§ Aim of the task
Exclude the pictures and set down, unaltered, the lines from the one that holds "Transcribe this image's" through the end of the data.

:: Data records

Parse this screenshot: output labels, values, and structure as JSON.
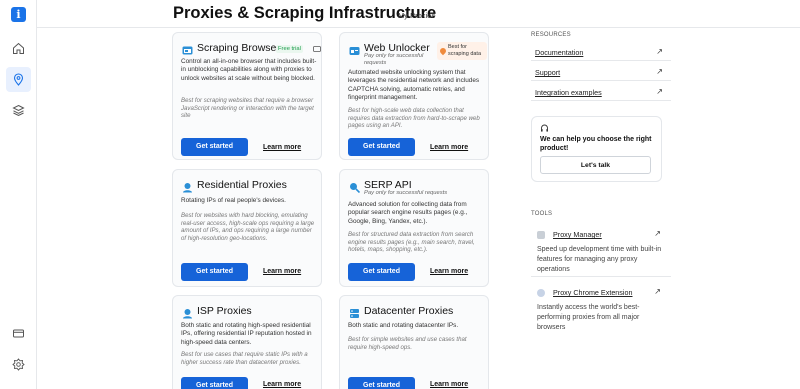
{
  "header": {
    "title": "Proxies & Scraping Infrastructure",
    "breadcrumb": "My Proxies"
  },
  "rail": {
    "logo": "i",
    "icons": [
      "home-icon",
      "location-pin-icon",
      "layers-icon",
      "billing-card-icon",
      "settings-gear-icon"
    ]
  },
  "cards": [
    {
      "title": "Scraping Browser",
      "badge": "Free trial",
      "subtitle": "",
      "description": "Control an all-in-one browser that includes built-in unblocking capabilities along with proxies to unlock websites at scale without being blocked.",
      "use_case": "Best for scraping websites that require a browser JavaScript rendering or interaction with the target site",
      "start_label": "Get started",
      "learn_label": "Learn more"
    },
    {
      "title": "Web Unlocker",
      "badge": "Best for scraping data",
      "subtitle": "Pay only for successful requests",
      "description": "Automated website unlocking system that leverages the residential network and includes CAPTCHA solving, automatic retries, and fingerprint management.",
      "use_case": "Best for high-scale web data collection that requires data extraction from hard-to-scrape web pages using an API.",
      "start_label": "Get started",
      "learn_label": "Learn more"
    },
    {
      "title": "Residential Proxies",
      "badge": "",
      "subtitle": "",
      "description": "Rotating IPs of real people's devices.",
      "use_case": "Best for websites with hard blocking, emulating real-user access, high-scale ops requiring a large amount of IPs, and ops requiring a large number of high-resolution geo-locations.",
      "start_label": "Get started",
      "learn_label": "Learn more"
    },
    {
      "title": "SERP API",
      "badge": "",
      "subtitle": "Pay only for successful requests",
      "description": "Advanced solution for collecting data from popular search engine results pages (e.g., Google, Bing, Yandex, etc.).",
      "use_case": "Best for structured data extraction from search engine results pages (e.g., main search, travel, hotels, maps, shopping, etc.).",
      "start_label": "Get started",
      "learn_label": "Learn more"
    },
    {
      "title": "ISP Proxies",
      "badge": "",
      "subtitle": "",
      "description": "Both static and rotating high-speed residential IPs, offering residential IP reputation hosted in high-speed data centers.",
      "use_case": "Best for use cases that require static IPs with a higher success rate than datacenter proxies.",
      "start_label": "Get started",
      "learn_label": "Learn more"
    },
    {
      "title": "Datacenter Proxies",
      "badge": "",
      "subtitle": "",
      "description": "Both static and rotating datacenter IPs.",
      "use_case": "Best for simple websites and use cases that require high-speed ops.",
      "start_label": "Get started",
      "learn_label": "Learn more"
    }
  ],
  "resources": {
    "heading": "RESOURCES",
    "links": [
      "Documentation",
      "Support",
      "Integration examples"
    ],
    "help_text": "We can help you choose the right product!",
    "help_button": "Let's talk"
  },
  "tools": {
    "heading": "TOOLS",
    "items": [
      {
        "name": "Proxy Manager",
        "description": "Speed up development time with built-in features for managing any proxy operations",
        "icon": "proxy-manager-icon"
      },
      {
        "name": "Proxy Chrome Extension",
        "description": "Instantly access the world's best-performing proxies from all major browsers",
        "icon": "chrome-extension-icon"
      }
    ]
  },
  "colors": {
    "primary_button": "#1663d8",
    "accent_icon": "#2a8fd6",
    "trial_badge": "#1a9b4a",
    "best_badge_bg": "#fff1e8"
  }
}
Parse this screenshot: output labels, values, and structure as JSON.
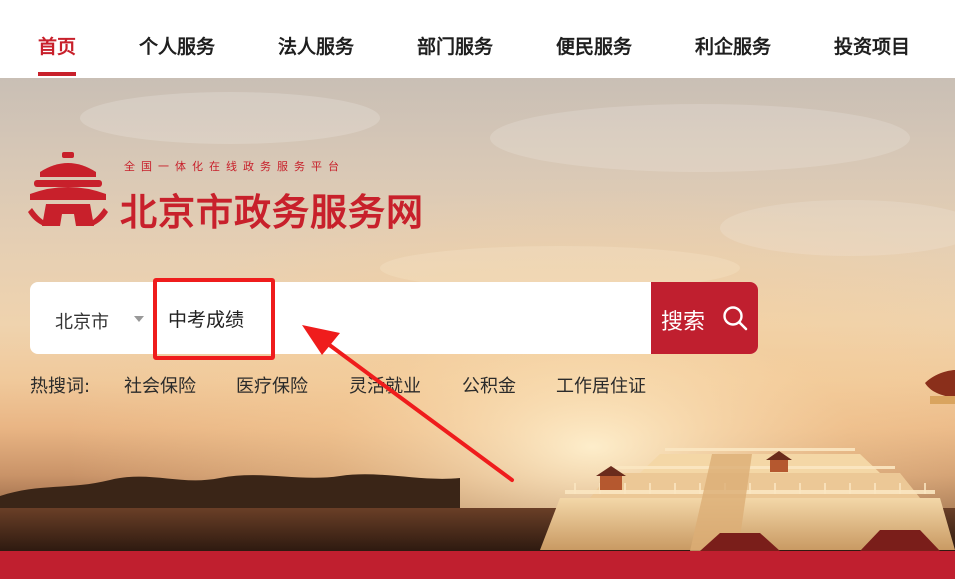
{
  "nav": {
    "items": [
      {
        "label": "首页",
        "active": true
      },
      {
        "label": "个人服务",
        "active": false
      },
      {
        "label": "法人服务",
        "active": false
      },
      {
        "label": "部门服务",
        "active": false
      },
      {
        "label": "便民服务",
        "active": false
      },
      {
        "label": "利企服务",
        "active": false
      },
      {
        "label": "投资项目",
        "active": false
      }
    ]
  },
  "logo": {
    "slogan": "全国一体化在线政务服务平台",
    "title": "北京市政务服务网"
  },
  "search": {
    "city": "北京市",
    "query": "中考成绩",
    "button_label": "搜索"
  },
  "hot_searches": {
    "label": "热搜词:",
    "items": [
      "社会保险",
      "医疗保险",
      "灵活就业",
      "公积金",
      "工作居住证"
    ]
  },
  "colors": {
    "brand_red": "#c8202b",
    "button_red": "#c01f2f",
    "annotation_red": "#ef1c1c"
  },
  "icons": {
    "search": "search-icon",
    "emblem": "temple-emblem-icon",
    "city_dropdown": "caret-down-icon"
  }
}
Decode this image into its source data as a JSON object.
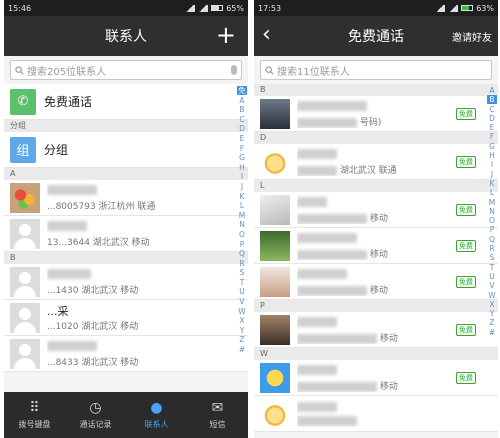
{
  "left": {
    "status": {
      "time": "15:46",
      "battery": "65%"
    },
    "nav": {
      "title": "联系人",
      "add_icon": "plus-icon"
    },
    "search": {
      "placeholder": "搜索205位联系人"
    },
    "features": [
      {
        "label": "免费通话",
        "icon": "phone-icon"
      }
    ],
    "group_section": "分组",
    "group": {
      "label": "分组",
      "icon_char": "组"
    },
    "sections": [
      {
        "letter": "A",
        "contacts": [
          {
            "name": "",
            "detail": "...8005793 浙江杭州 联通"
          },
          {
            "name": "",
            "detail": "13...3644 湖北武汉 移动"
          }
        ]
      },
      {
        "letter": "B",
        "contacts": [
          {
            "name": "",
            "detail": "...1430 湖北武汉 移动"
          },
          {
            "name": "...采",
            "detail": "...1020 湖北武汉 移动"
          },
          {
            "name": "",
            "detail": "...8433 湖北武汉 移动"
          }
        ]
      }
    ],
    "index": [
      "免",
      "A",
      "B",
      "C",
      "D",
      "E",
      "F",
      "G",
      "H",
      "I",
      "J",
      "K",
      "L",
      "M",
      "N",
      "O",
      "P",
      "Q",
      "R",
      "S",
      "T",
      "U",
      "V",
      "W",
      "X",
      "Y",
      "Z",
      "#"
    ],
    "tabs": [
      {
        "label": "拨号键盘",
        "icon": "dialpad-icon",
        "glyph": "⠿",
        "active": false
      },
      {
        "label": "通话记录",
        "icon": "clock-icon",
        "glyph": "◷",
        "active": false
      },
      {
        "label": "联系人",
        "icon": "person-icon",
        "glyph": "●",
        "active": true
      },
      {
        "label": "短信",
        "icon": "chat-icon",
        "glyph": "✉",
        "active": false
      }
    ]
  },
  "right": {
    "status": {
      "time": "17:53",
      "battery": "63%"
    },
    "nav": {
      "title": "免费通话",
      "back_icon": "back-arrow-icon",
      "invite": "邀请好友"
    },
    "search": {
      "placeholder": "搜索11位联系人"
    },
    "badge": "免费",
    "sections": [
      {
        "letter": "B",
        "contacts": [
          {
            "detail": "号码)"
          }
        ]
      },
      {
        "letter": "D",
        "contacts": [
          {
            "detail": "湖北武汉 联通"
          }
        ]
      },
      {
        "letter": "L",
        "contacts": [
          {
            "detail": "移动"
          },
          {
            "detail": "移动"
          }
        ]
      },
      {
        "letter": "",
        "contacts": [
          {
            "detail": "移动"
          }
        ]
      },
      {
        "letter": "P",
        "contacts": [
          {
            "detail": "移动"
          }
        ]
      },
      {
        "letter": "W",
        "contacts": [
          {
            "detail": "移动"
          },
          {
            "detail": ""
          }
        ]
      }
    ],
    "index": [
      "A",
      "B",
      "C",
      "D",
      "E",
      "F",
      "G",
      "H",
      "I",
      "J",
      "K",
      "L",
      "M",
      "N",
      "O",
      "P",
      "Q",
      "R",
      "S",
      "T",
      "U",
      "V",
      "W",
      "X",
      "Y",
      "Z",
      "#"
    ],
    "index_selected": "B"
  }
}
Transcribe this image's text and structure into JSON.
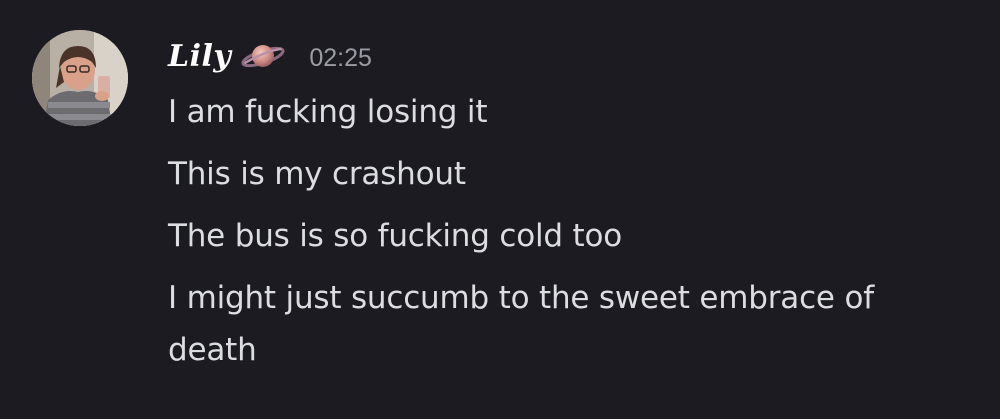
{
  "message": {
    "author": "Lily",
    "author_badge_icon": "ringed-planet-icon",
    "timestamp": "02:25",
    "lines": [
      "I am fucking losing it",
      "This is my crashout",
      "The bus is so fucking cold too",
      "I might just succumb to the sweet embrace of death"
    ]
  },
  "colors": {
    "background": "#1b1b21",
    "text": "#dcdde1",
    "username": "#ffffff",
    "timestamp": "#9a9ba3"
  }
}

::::

§ Task result
Transcribe this image's text and structure into JSON.
{
  "message": {
    "author": "Lily",
    "author_badge_icon": "ringed-planet-icon",
    "timestamp": "02:25",
    "lines": [
      "I am fucking losing it",
      "This is my crashout",
      "The bus is so fucking cold too",
      "I might just succumb to the sweet embrace of death"
    ]
  },
  "colors": {
    "background": "#1b1b21",
    "text": "#dcdde1",
    "username": "#ffffff",
    "timestamp": "#9a9ba3"
  }
}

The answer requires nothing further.